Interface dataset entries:
=== Begin Enclosure ===

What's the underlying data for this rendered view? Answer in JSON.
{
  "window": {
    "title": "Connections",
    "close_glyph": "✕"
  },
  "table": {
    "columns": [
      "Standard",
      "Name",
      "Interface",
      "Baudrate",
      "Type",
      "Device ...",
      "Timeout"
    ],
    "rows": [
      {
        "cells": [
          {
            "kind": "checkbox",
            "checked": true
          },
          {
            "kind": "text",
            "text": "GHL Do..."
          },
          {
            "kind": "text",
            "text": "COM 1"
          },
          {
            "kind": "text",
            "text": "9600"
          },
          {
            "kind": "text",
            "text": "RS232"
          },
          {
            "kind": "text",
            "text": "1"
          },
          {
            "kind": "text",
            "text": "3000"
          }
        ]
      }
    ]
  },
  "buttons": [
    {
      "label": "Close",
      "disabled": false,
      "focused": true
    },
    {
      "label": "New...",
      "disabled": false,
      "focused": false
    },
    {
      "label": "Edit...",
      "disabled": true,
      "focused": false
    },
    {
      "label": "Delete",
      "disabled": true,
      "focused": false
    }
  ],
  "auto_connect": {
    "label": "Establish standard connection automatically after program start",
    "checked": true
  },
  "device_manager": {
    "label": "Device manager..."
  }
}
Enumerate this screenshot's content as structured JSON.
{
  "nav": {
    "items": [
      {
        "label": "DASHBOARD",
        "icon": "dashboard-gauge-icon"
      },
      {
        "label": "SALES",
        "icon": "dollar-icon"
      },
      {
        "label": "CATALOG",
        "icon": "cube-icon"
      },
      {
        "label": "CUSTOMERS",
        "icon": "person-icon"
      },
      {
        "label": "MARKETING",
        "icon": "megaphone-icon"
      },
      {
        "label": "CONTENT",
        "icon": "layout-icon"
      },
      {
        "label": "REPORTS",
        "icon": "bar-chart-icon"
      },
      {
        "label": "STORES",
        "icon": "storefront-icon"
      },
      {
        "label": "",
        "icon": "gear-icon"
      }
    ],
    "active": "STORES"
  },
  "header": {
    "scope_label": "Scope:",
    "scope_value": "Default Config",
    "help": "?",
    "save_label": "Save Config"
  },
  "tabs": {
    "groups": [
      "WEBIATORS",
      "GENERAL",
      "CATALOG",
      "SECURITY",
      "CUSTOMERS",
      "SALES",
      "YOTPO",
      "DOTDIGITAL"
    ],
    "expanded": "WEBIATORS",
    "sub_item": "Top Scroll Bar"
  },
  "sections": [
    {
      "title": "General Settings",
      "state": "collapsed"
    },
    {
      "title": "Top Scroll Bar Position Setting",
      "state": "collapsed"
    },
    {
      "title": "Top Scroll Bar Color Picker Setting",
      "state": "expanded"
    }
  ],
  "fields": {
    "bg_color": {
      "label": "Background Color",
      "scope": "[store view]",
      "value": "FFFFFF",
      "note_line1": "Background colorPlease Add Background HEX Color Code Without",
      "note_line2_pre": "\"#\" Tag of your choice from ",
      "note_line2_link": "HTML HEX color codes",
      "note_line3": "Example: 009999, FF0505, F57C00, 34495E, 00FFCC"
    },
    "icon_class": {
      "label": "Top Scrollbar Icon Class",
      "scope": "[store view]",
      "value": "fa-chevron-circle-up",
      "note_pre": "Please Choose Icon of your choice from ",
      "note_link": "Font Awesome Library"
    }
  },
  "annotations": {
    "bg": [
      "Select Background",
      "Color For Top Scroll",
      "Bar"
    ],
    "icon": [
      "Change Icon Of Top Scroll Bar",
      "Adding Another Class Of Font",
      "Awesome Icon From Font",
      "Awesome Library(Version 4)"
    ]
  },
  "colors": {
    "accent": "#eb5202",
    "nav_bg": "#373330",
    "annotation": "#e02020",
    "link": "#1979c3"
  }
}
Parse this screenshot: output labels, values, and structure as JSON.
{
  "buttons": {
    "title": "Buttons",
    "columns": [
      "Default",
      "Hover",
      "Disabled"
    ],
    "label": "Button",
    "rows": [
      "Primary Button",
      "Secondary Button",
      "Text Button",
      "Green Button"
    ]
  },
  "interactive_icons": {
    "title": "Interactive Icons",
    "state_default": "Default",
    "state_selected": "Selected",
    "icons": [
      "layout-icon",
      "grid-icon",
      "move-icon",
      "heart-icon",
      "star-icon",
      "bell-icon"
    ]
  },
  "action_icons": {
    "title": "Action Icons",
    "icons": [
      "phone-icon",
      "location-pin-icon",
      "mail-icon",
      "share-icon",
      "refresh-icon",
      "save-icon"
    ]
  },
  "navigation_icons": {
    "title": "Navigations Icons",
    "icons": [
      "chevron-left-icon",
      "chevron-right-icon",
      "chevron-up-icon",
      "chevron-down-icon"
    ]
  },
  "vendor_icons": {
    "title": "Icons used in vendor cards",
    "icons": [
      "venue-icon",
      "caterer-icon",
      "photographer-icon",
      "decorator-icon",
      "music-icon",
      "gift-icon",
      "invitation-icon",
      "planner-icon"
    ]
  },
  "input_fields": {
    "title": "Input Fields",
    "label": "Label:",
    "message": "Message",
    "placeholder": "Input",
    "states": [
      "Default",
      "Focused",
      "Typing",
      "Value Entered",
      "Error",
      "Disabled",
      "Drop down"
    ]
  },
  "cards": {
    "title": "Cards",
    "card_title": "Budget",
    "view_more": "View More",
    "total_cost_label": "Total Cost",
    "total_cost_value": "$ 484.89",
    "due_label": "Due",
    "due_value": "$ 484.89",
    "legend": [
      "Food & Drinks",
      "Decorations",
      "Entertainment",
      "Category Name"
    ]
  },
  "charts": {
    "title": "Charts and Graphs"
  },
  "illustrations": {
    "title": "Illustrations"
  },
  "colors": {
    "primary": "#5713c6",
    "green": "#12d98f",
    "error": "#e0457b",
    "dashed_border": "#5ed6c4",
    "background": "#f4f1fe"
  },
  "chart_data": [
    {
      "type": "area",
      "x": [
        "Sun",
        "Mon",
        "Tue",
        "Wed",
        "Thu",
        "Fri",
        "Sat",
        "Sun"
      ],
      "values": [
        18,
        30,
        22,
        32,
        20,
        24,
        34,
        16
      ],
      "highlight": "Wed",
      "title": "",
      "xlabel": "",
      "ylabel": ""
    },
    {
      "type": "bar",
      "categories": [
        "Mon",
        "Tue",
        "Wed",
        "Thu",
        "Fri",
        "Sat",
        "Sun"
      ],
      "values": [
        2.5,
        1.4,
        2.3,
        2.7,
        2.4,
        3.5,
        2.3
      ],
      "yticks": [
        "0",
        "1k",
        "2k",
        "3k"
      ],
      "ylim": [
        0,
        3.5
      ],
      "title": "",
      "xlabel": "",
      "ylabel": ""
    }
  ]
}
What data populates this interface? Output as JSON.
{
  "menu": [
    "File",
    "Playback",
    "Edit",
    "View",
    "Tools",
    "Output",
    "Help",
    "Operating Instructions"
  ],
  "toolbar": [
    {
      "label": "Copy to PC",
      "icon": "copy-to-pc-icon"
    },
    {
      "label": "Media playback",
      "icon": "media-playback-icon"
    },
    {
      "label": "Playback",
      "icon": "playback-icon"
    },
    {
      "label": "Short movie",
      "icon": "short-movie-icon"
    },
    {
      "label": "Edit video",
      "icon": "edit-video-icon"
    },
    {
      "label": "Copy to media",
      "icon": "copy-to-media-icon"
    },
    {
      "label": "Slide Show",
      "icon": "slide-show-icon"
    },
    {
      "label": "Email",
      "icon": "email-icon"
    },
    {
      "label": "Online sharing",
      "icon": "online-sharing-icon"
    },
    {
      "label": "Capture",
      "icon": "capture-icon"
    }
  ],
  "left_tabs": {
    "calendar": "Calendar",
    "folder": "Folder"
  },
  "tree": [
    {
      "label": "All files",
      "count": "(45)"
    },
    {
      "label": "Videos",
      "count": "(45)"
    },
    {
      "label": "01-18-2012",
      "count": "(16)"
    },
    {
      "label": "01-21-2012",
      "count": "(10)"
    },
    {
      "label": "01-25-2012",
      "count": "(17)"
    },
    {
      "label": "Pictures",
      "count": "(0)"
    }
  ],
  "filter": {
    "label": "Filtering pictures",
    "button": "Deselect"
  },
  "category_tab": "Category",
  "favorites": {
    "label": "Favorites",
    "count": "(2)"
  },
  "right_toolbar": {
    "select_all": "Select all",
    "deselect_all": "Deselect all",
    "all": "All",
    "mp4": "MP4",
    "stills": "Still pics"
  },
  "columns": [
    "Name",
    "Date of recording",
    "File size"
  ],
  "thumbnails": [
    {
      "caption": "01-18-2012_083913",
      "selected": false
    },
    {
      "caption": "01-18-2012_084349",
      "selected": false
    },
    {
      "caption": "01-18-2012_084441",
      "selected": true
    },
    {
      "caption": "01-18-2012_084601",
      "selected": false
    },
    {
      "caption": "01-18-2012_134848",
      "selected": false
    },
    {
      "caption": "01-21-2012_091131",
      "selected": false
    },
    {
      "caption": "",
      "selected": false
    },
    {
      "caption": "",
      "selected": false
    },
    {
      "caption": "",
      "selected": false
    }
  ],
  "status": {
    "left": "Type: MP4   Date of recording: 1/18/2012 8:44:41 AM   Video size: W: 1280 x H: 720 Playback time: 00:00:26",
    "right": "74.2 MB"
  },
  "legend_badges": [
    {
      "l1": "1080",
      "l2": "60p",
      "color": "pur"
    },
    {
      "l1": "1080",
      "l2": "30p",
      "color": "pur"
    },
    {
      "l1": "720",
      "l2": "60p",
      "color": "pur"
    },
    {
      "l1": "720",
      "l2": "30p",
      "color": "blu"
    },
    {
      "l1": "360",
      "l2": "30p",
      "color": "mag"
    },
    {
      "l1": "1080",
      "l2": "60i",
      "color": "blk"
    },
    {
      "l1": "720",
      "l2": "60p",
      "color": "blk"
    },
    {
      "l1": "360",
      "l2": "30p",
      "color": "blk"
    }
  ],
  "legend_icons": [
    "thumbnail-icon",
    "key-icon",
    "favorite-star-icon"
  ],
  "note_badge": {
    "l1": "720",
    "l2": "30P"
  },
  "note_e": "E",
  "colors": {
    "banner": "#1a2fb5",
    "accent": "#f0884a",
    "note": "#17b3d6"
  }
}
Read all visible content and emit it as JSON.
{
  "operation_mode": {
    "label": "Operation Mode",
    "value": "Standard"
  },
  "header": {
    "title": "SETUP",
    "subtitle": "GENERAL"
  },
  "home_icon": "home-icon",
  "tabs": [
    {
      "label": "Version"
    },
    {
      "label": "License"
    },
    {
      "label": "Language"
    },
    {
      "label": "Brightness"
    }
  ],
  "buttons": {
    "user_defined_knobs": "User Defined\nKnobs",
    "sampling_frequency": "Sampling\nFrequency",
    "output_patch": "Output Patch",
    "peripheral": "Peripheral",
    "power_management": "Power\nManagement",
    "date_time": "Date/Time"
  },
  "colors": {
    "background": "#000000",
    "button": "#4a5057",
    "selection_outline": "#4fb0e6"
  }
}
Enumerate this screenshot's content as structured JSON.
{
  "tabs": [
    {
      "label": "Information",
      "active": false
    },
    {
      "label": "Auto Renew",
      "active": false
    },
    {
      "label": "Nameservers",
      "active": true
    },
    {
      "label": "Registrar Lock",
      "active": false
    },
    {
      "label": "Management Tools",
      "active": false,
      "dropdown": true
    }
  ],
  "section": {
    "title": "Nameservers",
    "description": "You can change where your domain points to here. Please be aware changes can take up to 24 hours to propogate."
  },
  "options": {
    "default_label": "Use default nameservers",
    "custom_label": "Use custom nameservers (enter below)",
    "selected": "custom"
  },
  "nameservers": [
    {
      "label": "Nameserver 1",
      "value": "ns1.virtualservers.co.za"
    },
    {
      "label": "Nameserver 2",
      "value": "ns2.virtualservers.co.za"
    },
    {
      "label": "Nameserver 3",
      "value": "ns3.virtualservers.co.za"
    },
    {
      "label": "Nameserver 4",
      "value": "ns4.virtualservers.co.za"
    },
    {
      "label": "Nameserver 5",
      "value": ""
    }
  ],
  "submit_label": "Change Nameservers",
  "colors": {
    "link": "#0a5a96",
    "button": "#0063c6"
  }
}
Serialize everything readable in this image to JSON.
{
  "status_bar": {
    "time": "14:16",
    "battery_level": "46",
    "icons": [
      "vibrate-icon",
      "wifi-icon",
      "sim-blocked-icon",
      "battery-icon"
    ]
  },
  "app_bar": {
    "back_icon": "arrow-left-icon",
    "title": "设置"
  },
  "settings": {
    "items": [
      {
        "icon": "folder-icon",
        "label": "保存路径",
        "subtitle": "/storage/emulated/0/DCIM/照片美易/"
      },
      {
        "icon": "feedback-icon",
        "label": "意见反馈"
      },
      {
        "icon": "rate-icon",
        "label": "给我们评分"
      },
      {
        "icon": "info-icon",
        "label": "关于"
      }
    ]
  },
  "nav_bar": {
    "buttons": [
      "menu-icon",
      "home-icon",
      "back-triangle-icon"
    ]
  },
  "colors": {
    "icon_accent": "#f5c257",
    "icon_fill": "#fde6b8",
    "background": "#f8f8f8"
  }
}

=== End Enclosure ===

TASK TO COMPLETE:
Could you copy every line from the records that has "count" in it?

EXERCISE RESULT:
      "count": "(45)"
      "count": "(45)"
      "count": "(16)"
      "count": "(10)"
      "count": "(17)"
      "count": "(0)"
    "count": "(2)"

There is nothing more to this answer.